      1. Student Retreat

      Every year the Immunology Program sponsors a student-organized Research Retreat, which includes student talks, poster sessions, and a keynote speaker. The retreat is considered to be valuable time away from the laboratory, allowing students and faculty to become better acquainted with each other. All students are required to actively participate in retreat activities and present their research consistent with expectations for the year of their studies.

      1. Immunology Club

      Each month the GSBS Immunology Program students hold an Immunology Club meeting to discuss subjects relevant to cancer immunology, graduate school, and career advancement. Topics presented by speakers in the past include developing effective fellowship proposals, non-traditional career opportunities, and cutting-edge research in immunology. Several social events for students are also held at this time. Students are strongly encouraged to attend these events.

      1. Seminar Series

      Students are encouraged, but not required, to attend immunology-related seminars. Several seminar series are offered by the Center for Cancer Immunology Research (CCIR) and the Center for Inflammation and Cancer (CIC); both Centers are based at MD Anderson and specialize in translational immunology research. The seminars provide opportunities for students to learn about research led by accomplished scientists. The CCIR also holds seminars in which students, postdoctoral fellows, and PhD-level research staff give talks about their projects, and in return they receive feedback regarding presentation style, experimental design, and interpretation of results from faculty.
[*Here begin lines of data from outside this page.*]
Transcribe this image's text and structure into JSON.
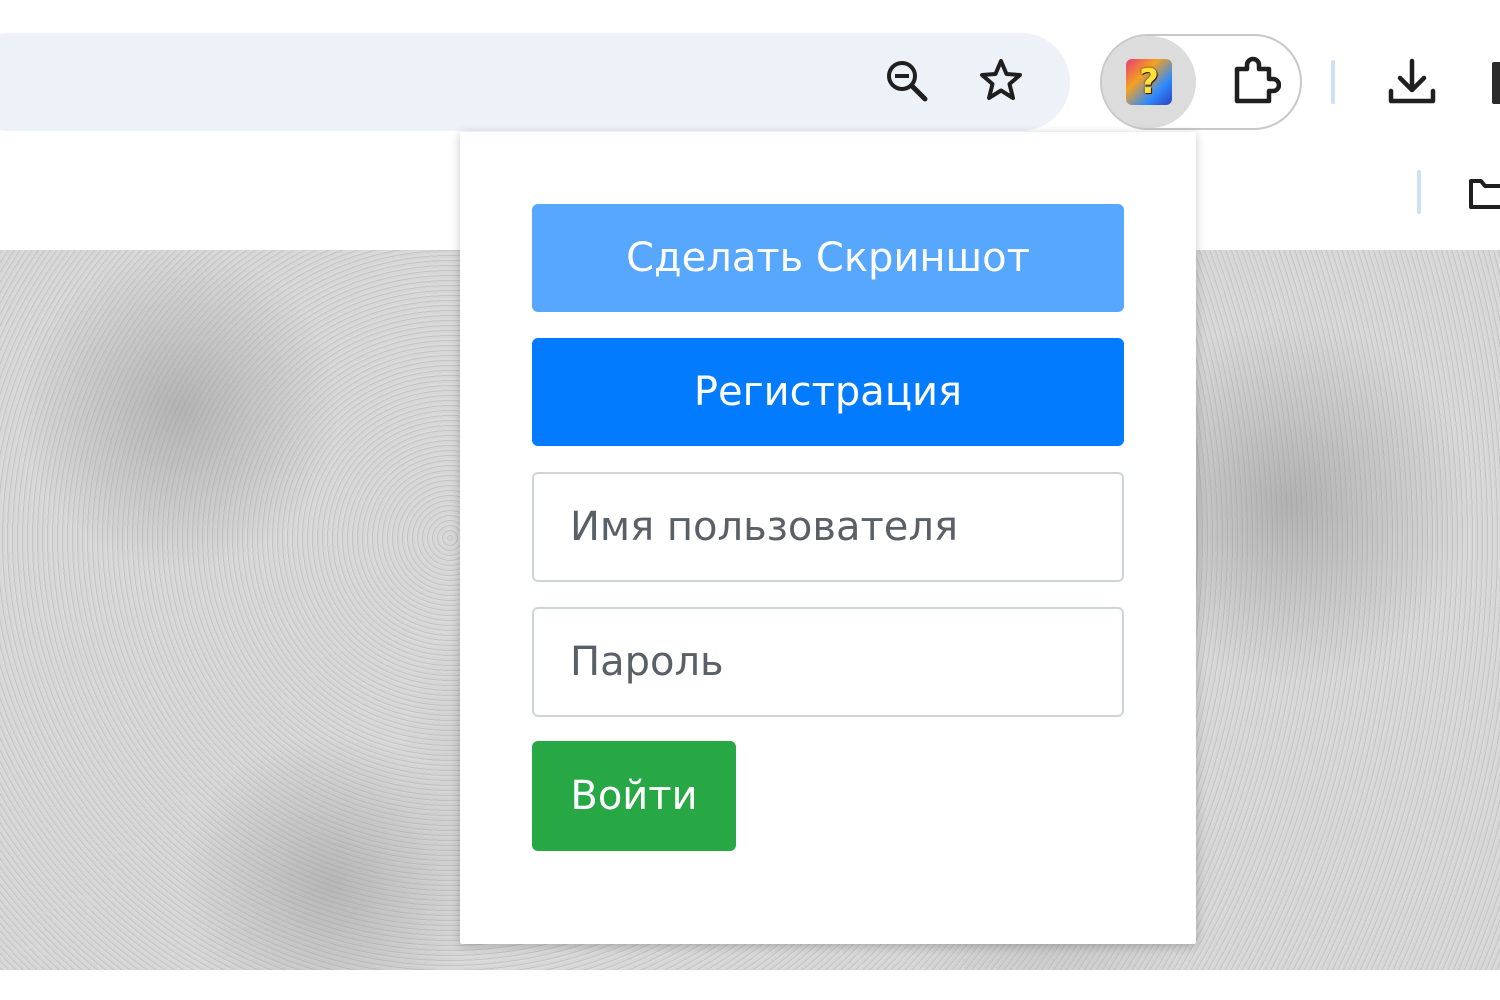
{
  "colors": {
    "omnibox_bg": "#edf1f8",
    "screenshot_button": "#58a7ff",
    "register_button": "#037bfe",
    "login_button": "#28a745",
    "field_border": "#cfd4d9"
  },
  "toolbar": {
    "icons": [
      "zoom-out-icon",
      "bookmark-star-icon",
      "extension-app-icon",
      "extensions-puzzle-icon",
      "download-icon",
      "folder-icon"
    ],
    "extension_logo_glyph": "?"
  },
  "popup": {
    "screenshot_label": "Сделать Скриншот",
    "register_label": "Регистрация",
    "username_placeholder": "Имя пользователя",
    "password_placeholder": "Пароль",
    "login_label": "Войти"
  }
}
      • CCIR Grand Rounds
      • CIC Distinguished Lecture Series
      • CCIR Graduate Student and Postdoctoral Fellow Seminar Series
    • Program Bylaws